Modern scholars have said that gender can be described by performance (Puts, 2010). There is no gender identity behind the expression of one’s sex. The symbolic approach of what one does as well as basis of interaction will define who a person is. Symbolic interactionists says that social interaction is stable, but the modern sociologists say that there is not coherent self behind people’s performance since identity is contradictory, always in flux and fragmented. The performance shaped by discourse limits the possibility of one’s action and behavior, which is behind the construction of identity. Despite the theories justifying or analyzing gender inequality, it essential to maintain equality in the society to create stability and reduce oppression and discrimination (Puts, 2010). Most of the nations across the globe have put in place policies to stop discrimination against women and guarantee that they have equal rights and privileges to men.
Gender equality has been a contentious issue in many countries. Women have continued struggling to gain equal privileges and opportunities to men. In Europe, there are several female Prime ministers, which show that they have adopted a culture where prejudice, oppression and discrimination is over (Brescoll, 2013). Other countries such as the Islamic nations, the issue is still prevalent. They use religion to justify oppression and policies that place a woman as the lowest in social stratification. They are denied the right to vote, own property and even drive. Majority remain unemployed since they have no access to formal education or were victims of teen marriages. Civil rights activists and feminist movements have been on the frontline in addressing the issue of gender inequalities. They assert that one’s sex should not be the basis of determining which roles one can perform (Puts, 2010). People should be given equal rights and privileges and allowed to choose the life that they will live. There are also laws that prohibit discrimination on the basis of gender. However, normative gender remains strong even in Western Nations, where women and girls still feel that they are limited by nature due to ideas of hegemonic masculinity.

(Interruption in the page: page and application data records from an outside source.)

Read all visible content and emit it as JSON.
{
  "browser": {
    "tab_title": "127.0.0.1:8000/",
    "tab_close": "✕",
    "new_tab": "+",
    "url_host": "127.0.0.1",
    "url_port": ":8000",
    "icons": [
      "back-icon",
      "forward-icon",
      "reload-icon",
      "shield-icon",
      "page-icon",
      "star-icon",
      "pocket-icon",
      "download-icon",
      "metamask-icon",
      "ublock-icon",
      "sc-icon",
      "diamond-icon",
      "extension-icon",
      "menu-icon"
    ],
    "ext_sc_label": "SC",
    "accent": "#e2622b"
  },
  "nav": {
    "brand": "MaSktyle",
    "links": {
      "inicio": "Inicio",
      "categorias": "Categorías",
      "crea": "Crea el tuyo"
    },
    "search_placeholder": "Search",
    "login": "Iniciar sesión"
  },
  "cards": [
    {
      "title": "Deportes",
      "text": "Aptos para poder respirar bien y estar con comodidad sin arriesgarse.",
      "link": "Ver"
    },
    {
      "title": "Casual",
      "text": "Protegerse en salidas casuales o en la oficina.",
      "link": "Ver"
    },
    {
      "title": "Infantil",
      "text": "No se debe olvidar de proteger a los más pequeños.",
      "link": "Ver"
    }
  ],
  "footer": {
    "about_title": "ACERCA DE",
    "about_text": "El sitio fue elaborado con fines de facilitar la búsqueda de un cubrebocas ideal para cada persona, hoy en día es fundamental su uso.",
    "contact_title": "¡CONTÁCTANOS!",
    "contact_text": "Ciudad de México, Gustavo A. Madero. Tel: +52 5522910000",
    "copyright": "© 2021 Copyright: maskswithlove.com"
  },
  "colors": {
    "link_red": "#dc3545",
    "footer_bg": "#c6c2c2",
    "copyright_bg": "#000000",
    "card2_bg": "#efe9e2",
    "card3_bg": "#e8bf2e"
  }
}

- Brescoll, V (2013). ‘The effects of system-justifying motives on endorsement of essentialist explanations for gender differences’. Journal of Personality and Social Psychology. 105 (6): 891–908
- Cordier, B (2012). ‘Gender, betwixt biology and society’. European Journal of Sexology and Sexual Health.
- DeFrancisco, V. & Palczewski, C. H. (2014). Gender in Communication: A Critical Introduction. Los Angeles: SAGE Publications, Inc
- Dolan, K. (2011-01-01). ‘Do Women and Men Know Different Things? Measuring Gender Differences in Political Knowledge’. The Journal of Politics. 73 (1): 97–107.
- Iversen, K. (2012). Gender Inequality. Newspaper Article
- Hewitt, W.E., White, J., & Teevan J.J. (Eds.) (2011) Introduction to Sociology: A Canadian Focus. Toronto, ON: Pearson Canada
- Puts, D. A. (2010). ‘Beauty and the beast: Mechanisms of sexual selection in humans’. Evolution and Human Behavior. 31 (3): 157–175. (DeTrancisco & Palczewski, 2014)